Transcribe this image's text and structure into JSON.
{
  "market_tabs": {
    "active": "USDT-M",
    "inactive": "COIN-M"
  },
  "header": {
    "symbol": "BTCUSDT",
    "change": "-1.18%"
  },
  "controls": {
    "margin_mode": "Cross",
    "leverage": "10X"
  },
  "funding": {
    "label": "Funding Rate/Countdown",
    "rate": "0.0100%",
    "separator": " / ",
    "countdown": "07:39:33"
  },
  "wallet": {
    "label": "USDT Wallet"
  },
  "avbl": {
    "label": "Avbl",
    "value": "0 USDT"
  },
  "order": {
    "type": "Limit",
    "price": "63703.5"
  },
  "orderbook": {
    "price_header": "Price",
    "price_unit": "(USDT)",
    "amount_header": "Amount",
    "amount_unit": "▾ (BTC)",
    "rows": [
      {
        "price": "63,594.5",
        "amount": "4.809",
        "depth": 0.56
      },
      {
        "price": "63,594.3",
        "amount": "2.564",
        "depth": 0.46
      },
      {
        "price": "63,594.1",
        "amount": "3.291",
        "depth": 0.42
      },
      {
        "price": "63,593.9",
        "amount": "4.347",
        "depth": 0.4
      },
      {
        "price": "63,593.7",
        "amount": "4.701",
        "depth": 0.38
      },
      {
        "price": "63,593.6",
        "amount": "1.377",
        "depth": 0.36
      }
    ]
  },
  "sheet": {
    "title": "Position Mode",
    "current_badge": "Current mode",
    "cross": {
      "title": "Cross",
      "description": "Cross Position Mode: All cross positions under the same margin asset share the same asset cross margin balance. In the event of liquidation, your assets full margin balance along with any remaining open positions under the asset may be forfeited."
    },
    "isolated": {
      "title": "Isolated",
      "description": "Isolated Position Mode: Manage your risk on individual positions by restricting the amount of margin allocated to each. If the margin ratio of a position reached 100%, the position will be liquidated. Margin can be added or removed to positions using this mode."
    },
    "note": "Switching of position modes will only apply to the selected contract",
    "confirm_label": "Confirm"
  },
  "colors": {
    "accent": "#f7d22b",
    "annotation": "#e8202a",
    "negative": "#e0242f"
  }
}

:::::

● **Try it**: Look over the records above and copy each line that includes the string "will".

● **Written solution**:
      "description": "Isolated Position Mode: Manage your risk on individual positions by restricting the amount of margin allocated to each. If the margin ratio of a position reached 100%, the position will be liquidated. Margin can be added or removed to positions using this mode."
    "note": "Switching of position modes will only apply to the selected contract",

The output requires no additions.